[YOUR INSTRUCTIONS]
Select from the data all lines with the word "country".

[TASK INPUT]
□ □ □ □ □

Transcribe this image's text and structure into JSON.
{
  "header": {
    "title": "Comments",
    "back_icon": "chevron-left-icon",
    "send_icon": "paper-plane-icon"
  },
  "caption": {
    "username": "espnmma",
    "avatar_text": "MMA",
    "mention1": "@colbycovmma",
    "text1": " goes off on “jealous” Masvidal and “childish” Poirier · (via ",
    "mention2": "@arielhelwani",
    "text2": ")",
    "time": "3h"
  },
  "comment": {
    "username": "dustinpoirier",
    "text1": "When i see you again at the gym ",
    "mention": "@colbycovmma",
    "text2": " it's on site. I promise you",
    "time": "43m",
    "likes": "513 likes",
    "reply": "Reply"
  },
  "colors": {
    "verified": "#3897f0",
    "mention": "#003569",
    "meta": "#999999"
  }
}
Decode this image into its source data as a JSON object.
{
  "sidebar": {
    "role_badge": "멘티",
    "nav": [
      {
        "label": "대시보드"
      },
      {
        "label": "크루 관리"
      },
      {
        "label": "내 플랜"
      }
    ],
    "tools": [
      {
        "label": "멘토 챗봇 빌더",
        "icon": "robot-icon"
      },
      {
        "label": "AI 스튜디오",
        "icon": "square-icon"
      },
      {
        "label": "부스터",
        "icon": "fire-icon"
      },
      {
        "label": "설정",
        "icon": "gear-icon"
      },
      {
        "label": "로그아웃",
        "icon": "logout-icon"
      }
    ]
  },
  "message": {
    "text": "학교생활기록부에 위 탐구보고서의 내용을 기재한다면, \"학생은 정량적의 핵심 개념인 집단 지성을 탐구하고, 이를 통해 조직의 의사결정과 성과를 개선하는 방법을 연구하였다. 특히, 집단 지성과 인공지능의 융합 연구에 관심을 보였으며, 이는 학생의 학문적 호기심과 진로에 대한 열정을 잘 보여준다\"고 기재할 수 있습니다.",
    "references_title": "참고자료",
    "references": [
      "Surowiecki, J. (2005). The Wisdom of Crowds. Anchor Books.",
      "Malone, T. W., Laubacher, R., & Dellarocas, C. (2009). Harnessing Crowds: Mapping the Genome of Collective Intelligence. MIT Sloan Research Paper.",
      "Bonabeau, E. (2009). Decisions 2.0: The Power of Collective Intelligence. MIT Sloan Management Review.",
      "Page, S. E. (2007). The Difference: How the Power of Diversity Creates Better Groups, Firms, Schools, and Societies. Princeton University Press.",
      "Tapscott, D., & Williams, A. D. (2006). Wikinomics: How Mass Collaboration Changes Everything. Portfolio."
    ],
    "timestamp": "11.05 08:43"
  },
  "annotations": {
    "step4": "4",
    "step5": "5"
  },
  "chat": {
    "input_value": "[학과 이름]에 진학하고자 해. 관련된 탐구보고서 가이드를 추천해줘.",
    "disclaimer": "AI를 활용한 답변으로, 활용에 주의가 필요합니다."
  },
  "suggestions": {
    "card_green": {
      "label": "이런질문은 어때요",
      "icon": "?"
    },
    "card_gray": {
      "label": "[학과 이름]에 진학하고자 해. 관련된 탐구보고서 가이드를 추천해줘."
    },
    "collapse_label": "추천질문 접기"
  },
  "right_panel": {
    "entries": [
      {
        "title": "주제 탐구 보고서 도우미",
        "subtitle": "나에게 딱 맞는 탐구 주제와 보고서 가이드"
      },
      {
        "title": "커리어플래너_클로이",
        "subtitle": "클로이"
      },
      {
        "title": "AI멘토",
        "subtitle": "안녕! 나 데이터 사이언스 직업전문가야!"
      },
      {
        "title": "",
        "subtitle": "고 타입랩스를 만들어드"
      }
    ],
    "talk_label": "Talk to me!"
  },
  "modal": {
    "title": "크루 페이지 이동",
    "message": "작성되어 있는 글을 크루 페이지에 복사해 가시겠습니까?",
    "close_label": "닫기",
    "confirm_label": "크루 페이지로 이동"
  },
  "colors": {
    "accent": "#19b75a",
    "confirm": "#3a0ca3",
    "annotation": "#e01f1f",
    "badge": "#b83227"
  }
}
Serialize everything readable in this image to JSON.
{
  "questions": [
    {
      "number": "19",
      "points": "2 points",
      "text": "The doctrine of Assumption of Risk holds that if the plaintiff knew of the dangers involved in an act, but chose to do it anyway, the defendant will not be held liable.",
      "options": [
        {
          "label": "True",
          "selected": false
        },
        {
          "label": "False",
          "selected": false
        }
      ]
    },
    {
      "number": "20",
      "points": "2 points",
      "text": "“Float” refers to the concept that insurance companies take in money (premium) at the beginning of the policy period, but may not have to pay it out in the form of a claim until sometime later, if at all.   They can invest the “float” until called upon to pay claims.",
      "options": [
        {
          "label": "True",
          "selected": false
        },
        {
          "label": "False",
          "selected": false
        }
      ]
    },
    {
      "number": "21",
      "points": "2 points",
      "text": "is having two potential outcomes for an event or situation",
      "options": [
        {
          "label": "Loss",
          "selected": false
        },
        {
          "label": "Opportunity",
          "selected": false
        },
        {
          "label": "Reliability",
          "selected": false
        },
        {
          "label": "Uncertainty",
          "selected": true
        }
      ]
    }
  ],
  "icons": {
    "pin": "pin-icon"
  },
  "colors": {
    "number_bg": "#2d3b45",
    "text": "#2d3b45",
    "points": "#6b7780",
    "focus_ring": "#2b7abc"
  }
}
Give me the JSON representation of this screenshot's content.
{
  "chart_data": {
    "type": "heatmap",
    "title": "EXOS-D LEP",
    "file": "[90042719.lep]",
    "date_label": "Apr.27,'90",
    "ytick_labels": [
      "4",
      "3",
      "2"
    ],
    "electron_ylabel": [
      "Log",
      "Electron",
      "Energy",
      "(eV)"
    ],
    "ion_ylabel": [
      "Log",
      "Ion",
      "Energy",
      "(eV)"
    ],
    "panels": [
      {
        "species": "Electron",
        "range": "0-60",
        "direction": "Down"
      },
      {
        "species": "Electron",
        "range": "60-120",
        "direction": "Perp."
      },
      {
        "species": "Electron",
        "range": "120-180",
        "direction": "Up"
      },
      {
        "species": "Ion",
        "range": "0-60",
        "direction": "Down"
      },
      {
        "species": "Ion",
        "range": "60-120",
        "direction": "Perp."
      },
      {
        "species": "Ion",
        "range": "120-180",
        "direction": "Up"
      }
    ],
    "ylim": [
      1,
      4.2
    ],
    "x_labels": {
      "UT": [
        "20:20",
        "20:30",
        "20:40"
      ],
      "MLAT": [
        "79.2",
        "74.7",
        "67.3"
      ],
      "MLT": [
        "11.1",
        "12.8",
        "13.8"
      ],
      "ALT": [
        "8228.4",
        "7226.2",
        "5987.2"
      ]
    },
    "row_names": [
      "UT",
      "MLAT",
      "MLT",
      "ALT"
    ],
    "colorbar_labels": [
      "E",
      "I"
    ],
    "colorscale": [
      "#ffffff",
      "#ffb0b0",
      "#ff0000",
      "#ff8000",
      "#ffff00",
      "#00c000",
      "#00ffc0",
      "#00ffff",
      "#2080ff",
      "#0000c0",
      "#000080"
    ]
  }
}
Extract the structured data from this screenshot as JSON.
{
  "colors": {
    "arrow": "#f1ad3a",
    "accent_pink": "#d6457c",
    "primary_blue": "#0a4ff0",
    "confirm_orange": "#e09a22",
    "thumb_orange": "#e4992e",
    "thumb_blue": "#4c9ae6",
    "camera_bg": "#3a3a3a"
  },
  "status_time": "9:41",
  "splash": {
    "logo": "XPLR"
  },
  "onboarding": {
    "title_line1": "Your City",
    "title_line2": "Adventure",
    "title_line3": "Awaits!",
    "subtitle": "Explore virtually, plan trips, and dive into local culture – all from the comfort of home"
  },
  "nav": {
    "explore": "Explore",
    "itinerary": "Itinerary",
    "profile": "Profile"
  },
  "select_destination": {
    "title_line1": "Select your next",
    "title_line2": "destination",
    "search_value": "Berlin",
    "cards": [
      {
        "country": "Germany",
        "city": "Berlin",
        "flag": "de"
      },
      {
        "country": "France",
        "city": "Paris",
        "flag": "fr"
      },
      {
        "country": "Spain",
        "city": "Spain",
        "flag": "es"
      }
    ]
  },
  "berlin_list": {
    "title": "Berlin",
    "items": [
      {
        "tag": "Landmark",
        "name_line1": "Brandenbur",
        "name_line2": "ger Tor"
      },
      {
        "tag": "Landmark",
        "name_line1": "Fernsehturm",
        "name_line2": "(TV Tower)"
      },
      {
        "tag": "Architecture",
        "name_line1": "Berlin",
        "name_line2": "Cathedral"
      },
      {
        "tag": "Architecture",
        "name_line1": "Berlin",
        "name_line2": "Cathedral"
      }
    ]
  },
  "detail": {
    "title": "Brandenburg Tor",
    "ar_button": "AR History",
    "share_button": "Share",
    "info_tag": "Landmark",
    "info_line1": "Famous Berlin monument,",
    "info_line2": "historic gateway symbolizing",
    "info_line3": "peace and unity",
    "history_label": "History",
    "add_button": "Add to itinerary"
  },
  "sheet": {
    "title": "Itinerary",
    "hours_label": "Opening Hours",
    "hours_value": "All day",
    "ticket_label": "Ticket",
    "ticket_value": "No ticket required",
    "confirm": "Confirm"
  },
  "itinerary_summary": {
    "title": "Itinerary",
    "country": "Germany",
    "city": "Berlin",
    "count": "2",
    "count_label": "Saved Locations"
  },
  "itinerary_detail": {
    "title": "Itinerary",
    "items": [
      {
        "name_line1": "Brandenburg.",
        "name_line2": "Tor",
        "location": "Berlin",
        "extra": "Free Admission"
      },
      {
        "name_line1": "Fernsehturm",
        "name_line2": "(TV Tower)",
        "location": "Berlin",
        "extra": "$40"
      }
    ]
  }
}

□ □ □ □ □

[RESULT OF THE EXERCISE]
        "country": "Germany",
        "country": "France",
        "country": "Spain",
    "country": "Germany",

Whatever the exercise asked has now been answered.